Using The na.omit Option in R

What Does na.omit Do in R?

When doing data analysis, inevitably, there will be cases where there is missing data in a data set. This occurs because real-world data collection cannot be as well-controlled a manner as that of a lab. When doing data analysis, this missing data needs to be taken to account and how you handle it can affect your results.

Deal with missing values in r

R deals with missing data by the use of the NA value. Because NA is not a true numerical value, it cannot be used in calculations. This means the value needs to be detected and removed from calculations. Each formula used for dataframes has a logical parameter called na.Rm, that controls this within the function. However, there are times when the row containing missing data simply needs to be removed, this is the job of the na.omit() function. These tools are designed to deal with missing values in R in that they prevent you from getting a lot of NA values when running calculations.

Detect missing values in r

One of the key problems when dealing with missing values is that it must be detected. The NA value is a big step toward this, however, one of the purposes of writing a program to help analyze data is to avoid the tedious job of finding this missing data yourself. Two functions that help with this task are which way turns a true value for every NA value it finds and na.omit() that removes any rows that contain an NA value.

na.omit in r

One way of dealing with missing data is the na.omit() which has the format of na.omit(dataframe) and simply removes any rows from the dataframe with NA values.

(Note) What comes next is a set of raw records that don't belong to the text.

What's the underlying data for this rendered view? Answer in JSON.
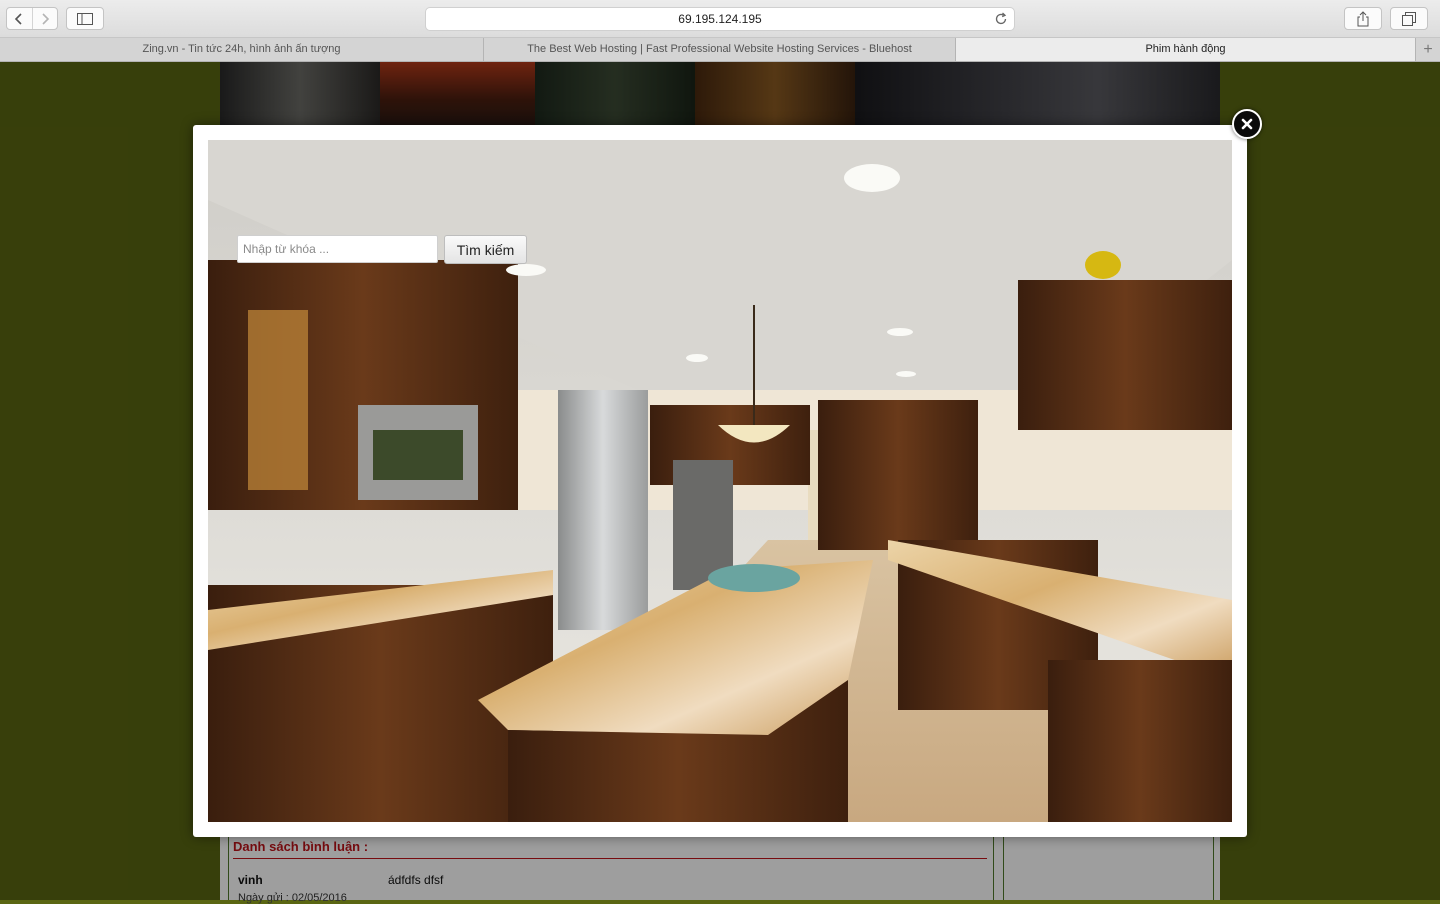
{
  "browser": {
    "url": "69.195.124.195",
    "tabs": [
      {
        "label": "Zing.vn - Tin tức 24h, hình ảnh ấn tượng",
        "active": false
      },
      {
        "label": "The Best Web Hosting | Fast Professional Website Hosting Services - Bluehost",
        "active": false
      },
      {
        "label": "Phim hành động",
        "active": true
      }
    ],
    "new_tab_label": "+"
  },
  "search": {
    "placeholder": "Nhập từ khóa ...",
    "value": "",
    "button_label": "Tìm kiếm"
  },
  "comments": {
    "heading": "Danh sách bình luận :",
    "items": [
      {
        "author": "vinh",
        "text": "ádfdfs dfsf",
        "date": "Ngày gửi : 02/05/2016"
      }
    ]
  },
  "colors": {
    "page_background": "#5a6612",
    "heading_red": "#c0141b",
    "border_green": "#4f7a2a"
  }
}
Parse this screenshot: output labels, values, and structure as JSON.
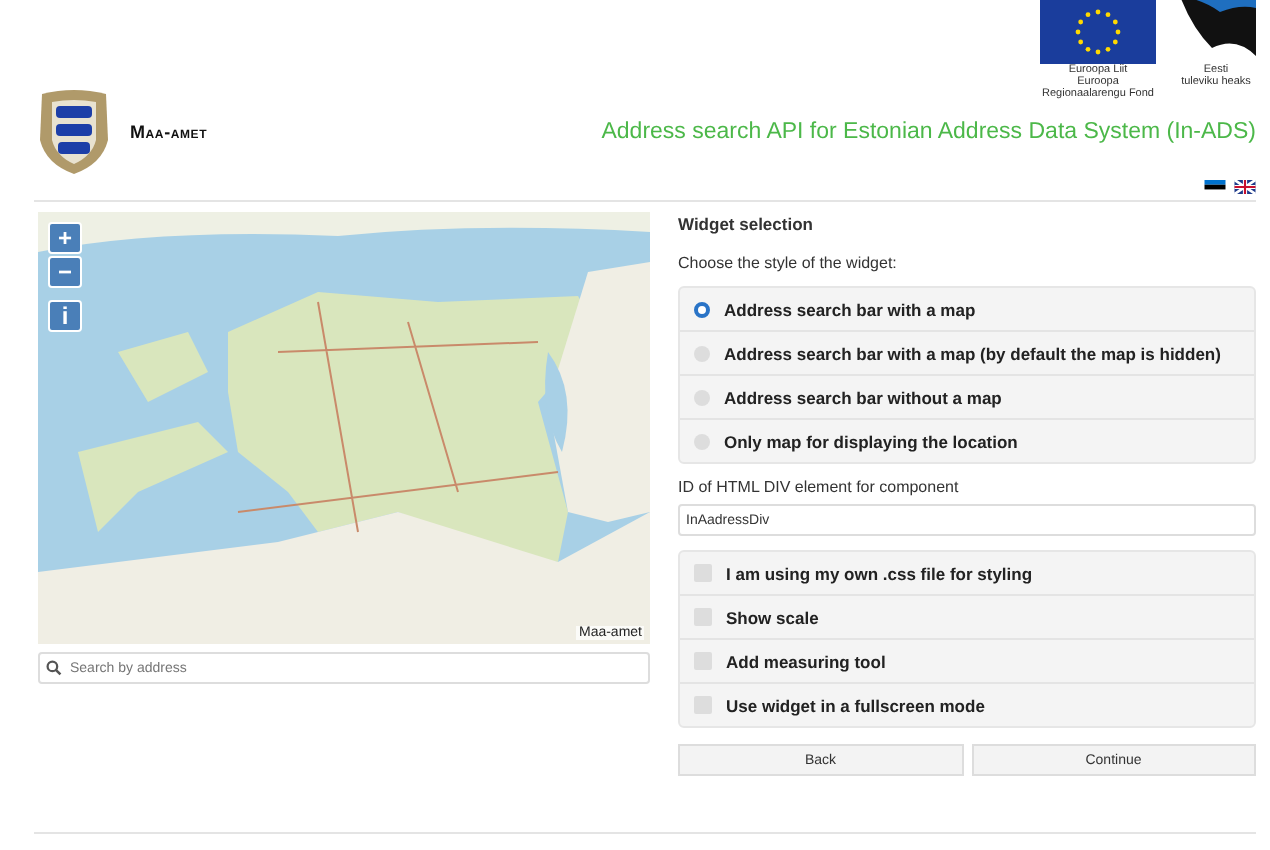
{
  "header": {
    "org_name": "Maa-amet",
    "eu_caption": [
      "Euroopa Liit",
      "Euroopa",
      "Regionaalarengu Fond"
    ],
    "ee_caption": [
      "Eesti",
      "tuleviku heaks"
    ],
    "title": "Address search API for Estonian Address Data System (In-ADS)"
  },
  "map": {
    "controls": [
      "+",
      "−",
      "i"
    ],
    "attribution": "Maa-amet",
    "search_placeholder": "Search by address"
  },
  "panel": {
    "heading": "Widget selection",
    "prompt": "Choose the style of the widget:",
    "styles": [
      {
        "label": "Address search bar with a map",
        "selected": true
      },
      {
        "label": "Address search bar with a map (by default the map is hidden)",
        "selected": false
      },
      {
        "label": "Address search bar without a map",
        "selected": false
      },
      {
        "label": "Only map for displaying the location",
        "selected": false
      }
    ],
    "div_id_label": "ID of HTML DIV element for component",
    "div_id_value": "InAadressDiv",
    "options": [
      {
        "label": "I am using my own .css file for styling",
        "checked": false
      },
      {
        "label": "Show scale",
        "checked": false
      },
      {
        "label": "Add measuring tool",
        "checked": false
      },
      {
        "label": "Use widget in a fullscreen mode",
        "checked": false
      }
    ],
    "buttons": [
      "Back",
      "Continue"
    ]
  }
}
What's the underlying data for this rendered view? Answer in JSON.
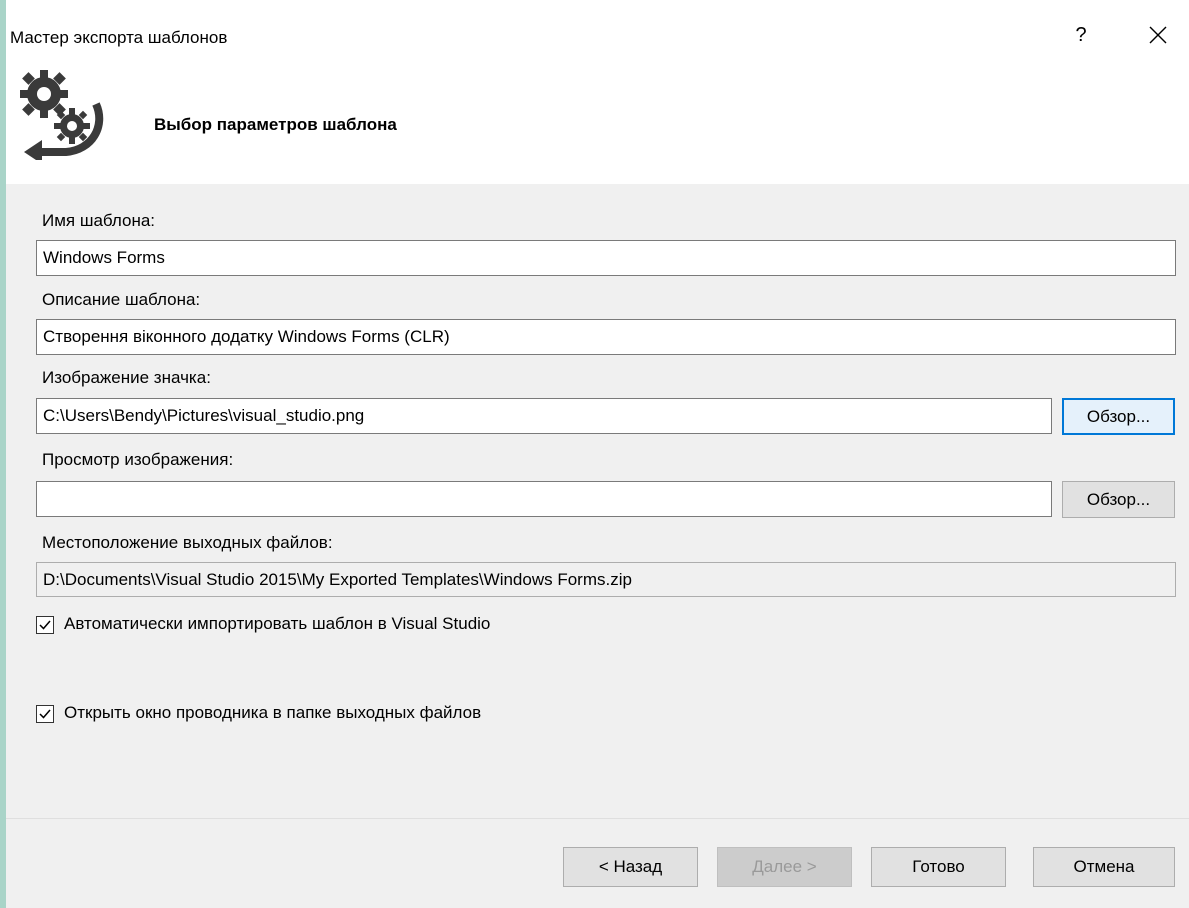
{
  "window": {
    "title": "Мастер экспорта шаблонов",
    "help_label": "?"
  },
  "header": {
    "title": "Выбор параметров шаблона",
    "icon": "gears-arrow-icon"
  },
  "form": {
    "template_name": {
      "label": "Имя шаблона:",
      "value": "Windows Forms"
    },
    "template_description": {
      "label": "Описание шаблона:",
      "value": "Створення віконного додатку Windows Forms (CLR)"
    },
    "icon_image": {
      "label": "Изображение значка:",
      "value": "C:\\Users\\Bendy\\Pictures\\visual_studio.png",
      "browse_label": "Обзор..."
    },
    "preview_image": {
      "label": "Просмотр изображения:",
      "value": "",
      "browse_label": "Обзор..."
    },
    "output_location": {
      "label": "Местоположение выходных файлов:",
      "value": "D:\\Documents\\Visual Studio 2015\\My Exported Templates\\Windows Forms.zip"
    },
    "auto_import": {
      "label": "Автоматически импортировать шаблон в Visual Studio",
      "checked": true
    },
    "open_explorer": {
      "label": "Открыть окно проводника в папке выходных файлов",
      "checked": true
    }
  },
  "footer": {
    "back_label": "< Назад",
    "next_label": "Далее >",
    "finish_label": "Готово",
    "cancel_label": "Отмена"
  },
  "colors": {
    "accent": "#0078d7",
    "dialog_background": "#f0f0f0",
    "header_background": "#ffffff"
  }
}
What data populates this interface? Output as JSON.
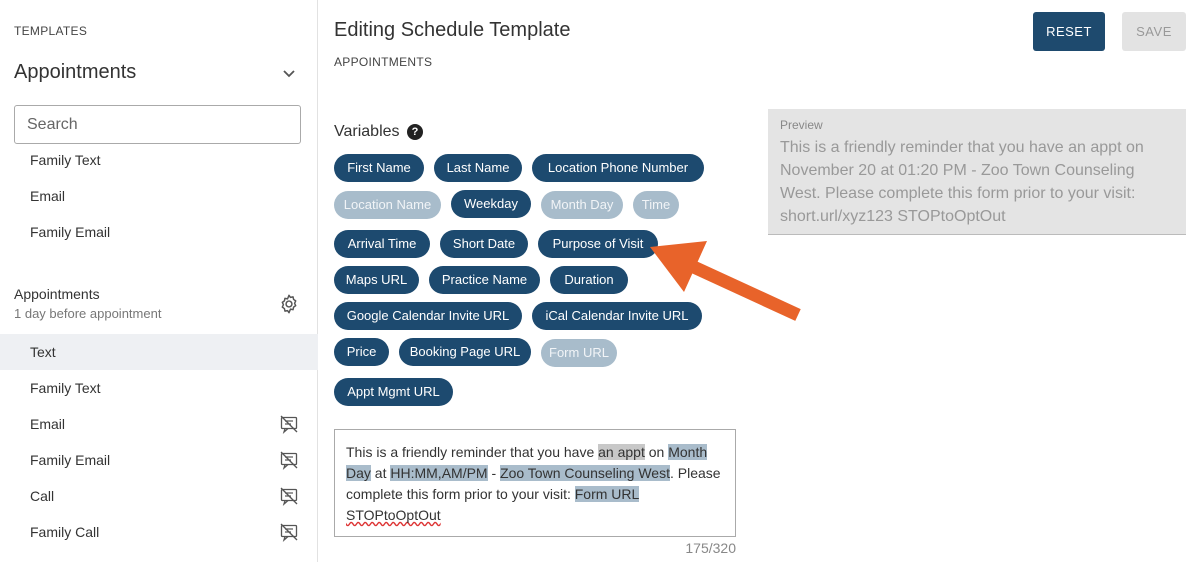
{
  "sidebar": {
    "caption": "TEMPLATES",
    "title": "Appointments",
    "search_placeholder": "Search",
    "top_items": [
      "Family Text",
      "Email",
      "Family Email"
    ],
    "group_title": "Appointments",
    "group_subtitle": "1 day before appointment",
    "items": [
      {
        "label": "Text",
        "active": true,
        "icon": "no-message-icon",
        "show_icon": false
      },
      {
        "label": "Family Text",
        "active": false,
        "icon": "no-message-icon",
        "show_icon": false
      },
      {
        "label": "Email",
        "active": false,
        "icon": "no-message-icon",
        "show_icon": true
      },
      {
        "label": "Family Email",
        "active": false,
        "icon": "no-message-icon",
        "show_icon": true
      },
      {
        "label": "Call",
        "active": false,
        "icon": "no-message-icon",
        "show_icon": true
      },
      {
        "label": "Family Call",
        "active": false,
        "icon": "no-message-icon",
        "show_icon": true
      }
    ]
  },
  "main": {
    "title": "Editing Schedule Template",
    "subtitle": "APPOINTMENTS",
    "reset_label": "RESET",
    "save_label": "SAVE",
    "variables_label": "Variables",
    "help_glyph": "?",
    "variables": [
      {
        "label": "First Name",
        "enabled": true
      },
      {
        "label": "Last Name",
        "enabled": true
      },
      {
        "label": "Location Phone Number",
        "enabled": true
      },
      {
        "label": "Location Name",
        "enabled": false
      },
      {
        "label": "Weekday",
        "enabled": true
      },
      {
        "label": "Month Day",
        "enabled": false
      },
      {
        "label": "Time",
        "enabled": false
      },
      {
        "label": "Arrival Time",
        "enabled": true
      },
      {
        "label": "Short Date",
        "enabled": true
      },
      {
        "label": "Purpose of Visit",
        "enabled": true
      },
      {
        "label": "Maps URL",
        "enabled": true
      },
      {
        "label": "Practice Name",
        "enabled": true
      },
      {
        "label": "Duration",
        "enabled": true
      },
      {
        "label": "Google Calendar Invite URL",
        "enabled": true
      },
      {
        "label": "iCal Calendar Invite URL",
        "enabled": true
      },
      {
        "label": "Price",
        "enabled": true
      },
      {
        "label": "Booking Page URL",
        "enabled": true
      },
      {
        "label": "Form URL",
        "enabled": false
      },
      {
        "label": "Appt Mgmt URL",
        "enabled": true
      }
    ],
    "editor": {
      "t1": "This is a friendly reminder that you have ",
      "v1": "an appt",
      "t2": " on ",
      "v2": "Month Day",
      "t3": " at ",
      "v3": "HH:MM,AM/PM",
      "t4": " - ",
      "v4": "Zoo Town Counseling West",
      "t5": ". Please complete this form prior to your visit: ",
      "v5": "Form URL ",
      "t6": " ",
      "v6": "STOPtoOptOut"
    },
    "counter": "175/320",
    "preview_label": "Preview",
    "preview_text": "This is a friendly reminder that you have an appt on November 20 at 01:20 PM - Zoo Town Counseling West. Please complete this form prior to your visit: short.url/xyz123  STOPtoOptOut"
  },
  "colors": {
    "chip_enabled": "#1d4a6f",
    "chip_disabled": "#a8bccb",
    "primary_button": "#1e4a6e",
    "annotation_arrow": "#e8632a"
  }
}
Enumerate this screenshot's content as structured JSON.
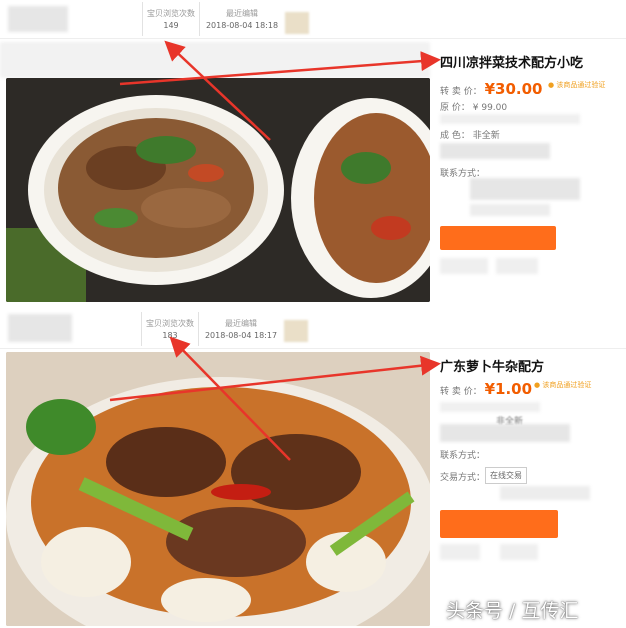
{
  "listing1": {
    "stat_label": "宝贝浏览次数",
    "stat_value": "149",
    "date_label": "最近编辑",
    "date_value": "2018-08-04 18:18",
    "title": "四川凉拌菜技术配方小吃",
    "price_label": "转 卖 价：",
    "price_symbol": "¥",
    "price_value": "30.00",
    "verify_text": "该商品通过验证",
    "orig_label": "原    价：",
    "orig_value": "¥ 99.00",
    "condition_label": "成    色：",
    "condition_value": "非全新",
    "contact_label": "联系方式："
  },
  "listing2": {
    "stat_label": "宝贝浏览次数",
    "stat_value": "183",
    "date_label": "最近编辑",
    "date_value": "2018-08-04 18:17",
    "title": "广东萝卜牛杂配方",
    "price_label": "转 卖 价：",
    "price_symbol": "¥",
    "price_value": "1.00",
    "verify_text": "该商品通过验证",
    "condition_value": "非全新",
    "contact_label": "联系方式：",
    "trade_label": "交易方式：",
    "trade_value": "在线交易"
  },
  "watermark": "头条号 / 互传汇",
  "colors": {
    "accent": "#f25d00",
    "button": "#ff6d1b",
    "arrow": "#e8352a"
  }
}
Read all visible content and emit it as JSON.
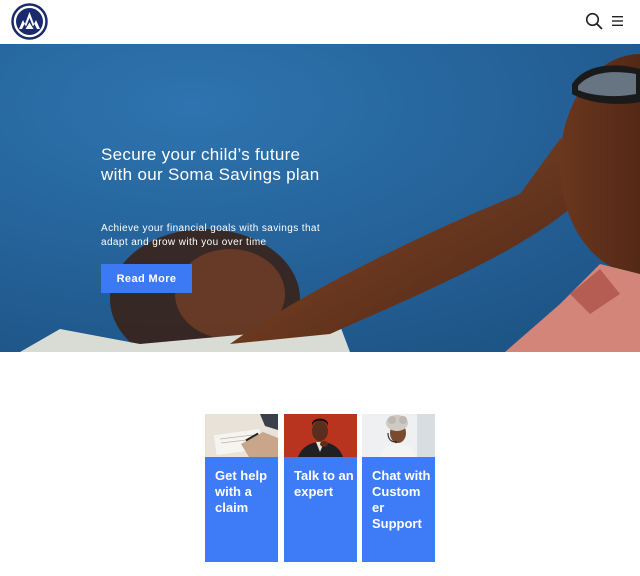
{
  "header": {
    "logo": "shield-flame-logo",
    "icons": [
      "search-icon",
      "hamburger-menu-icon"
    ]
  },
  "hero": {
    "title": "Secure your child’s future with our Soma Savings plan",
    "subtitle": "Achieve your financial goals with savings that adapt and grow with you over time",
    "cta_label": "Read More"
  },
  "cards": [
    {
      "label": "Get help with a claim"
    },
    {
      "label": "Talk to an expert"
    },
    {
      "label": "Chat with Custom er Support"
    }
  ],
  "colors": {
    "accent": "#3b79f5",
    "card": "#3e7bf6",
    "logo_navy": "#1a2a6c",
    "hero_sky": "#2a6aa0"
  }
}
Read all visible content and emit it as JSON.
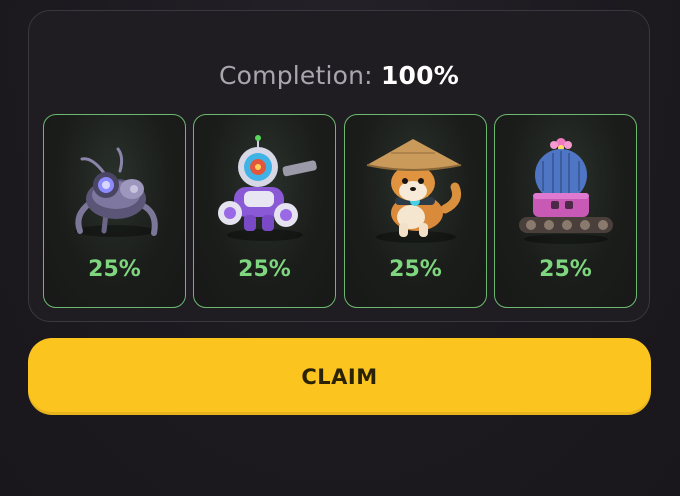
{
  "completion": {
    "label": "Completion:",
    "value": "100%"
  },
  "cards": [
    {
      "name": "robot-bug",
      "percent": "25%",
      "icon": "mech-bug-icon"
    },
    {
      "name": "astronaut-mech",
      "percent": "25%",
      "icon": "astronaut-robot-icon"
    },
    {
      "name": "shiba-dog",
      "percent": "25%",
      "icon": "shiba-straw-hat-icon"
    },
    {
      "name": "cactus-tank",
      "percent": "25%",
      "icon": "cactus-tank-icon"
    }
  ],
  "claim": {
    "label": "CLAIM"
  },
  "colors": {
    "accent_green": "#7ed67e",
    "card_border": "#6bb86f",
    "claim_yellow": "#fbc41f",
    "background": "#1d1b20"
  }
}
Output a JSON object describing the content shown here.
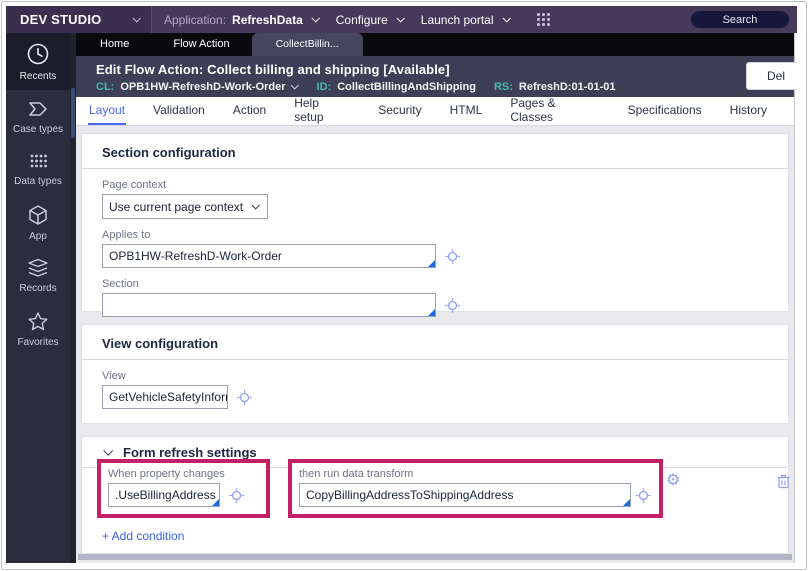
{
  "topbar": {
    "brand": "DEV STUDIO",
    "application_label": "Application:",
    "application_name": "RefreshData",
    "configure_label": "Configure",
    "launch_portal_label": "Launch portal",
    "search_label": "Search"
  },
  "sidebar": {
    "items": [
      {
        "label": "Recents"
      },
      {
        "label": "Case types"
      },
      {
        "label": "Data types"
      },
      {
        "label": "App"
      },
      {
        "label": "Records"
      },
      {
        "label": "Favorites"
      }
    ]
  },
  "doc_tabs": {
    "home": "Home",
    "flow_action": "Flow Action",
    "active": "CollectBillin..."
  },
  "edit_header": {
    "title": "Edit  Flow Action: Collect billing and shipping [Available]",
    "cl_label": "CL:",
    "cl_value": "OPB1HW-RefreshD-Work-Order",
    "id_label": "ID:",
    "id_value": "CollectBillingAndShipping",
    "rs_label": "RS:",
    "rs_value": "RefreshD:01-01-01",
    "delete_label": "Del"
  },
  "rule_tabs": [
    "Layout",
    "Validation",
    "Action",
    "Help setup",
    "Security",
    "HTML",
    "Pages & Classes",
    "Specifications",
    "History"
  ],
  "section_config": {
    "title": "Section configuration",
    "page_context_label": "Page context",
    "page_context_value": "Use current page context",
    "applies_to_label": "Applies to",
    "applies_to_value": "OPB1HW-RefreshD-Work-Order",
    "section_label": "Section",
    "section_value": ""
  },
  "view_config": {
    "title": "View configuration",
    "view_label": "View",
    "view_value": "GetVehicleSafetyInform"
  },
  "form_refresh": {
    "title": "Form refresh settings",
    "when_label": "When property changes",
    "when_value": ".UseBillingAddress",
    "then_label": "then run data transform",
    "then_value": "CopyBillingAddressToShippingAddress",
    "add_condition_label": "+ Add condition"
  },
  "colors": {
    "highlight_magenta": "#c42067",
    "accent_blue": "#4c66f0",
    "teal": "#45b9ab"
  }
}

# na.omit in r example - cleaning up a data frame
> x=data.frame(a=c(2,3,5,8,12),b=c(3,8,NA,5,9),c=c(10,4,6,11,15),d=c(22,41,26,31,54))
 > x
    a  b  c  d
 1  2  3 10 22
 2  3  8  4 41
 3  5 NA  6 26
 4  8  5 11 31
 5 12  9 15 54
 > na.omit(x)
    a b  c  d
 1  2 3 10 22
 2  3 8  4 41
 4  8 5 11 31
 5 12 9 15 54

If you look at the results after dataframe x has gone through the na.omit() you can see that row 3 is missing. This version of the dataframe can now have calculations done on it without running into NA values.


There are many applications for na.omit in R. Anytime you are going to be dealing with real-world data the possibility of having missing data exists. While you can avoid this when you are the source of the data, this will not always be the case. So anytime you will be importing data into a program that neither you nor your program creates the na.omit() function will be a useful tool.

Having missing data is always a potential problem and the na.omit() function is one of the solutions to that problem. The details of dealing with missing data are going to vary from case to case but it does need to be dealt with.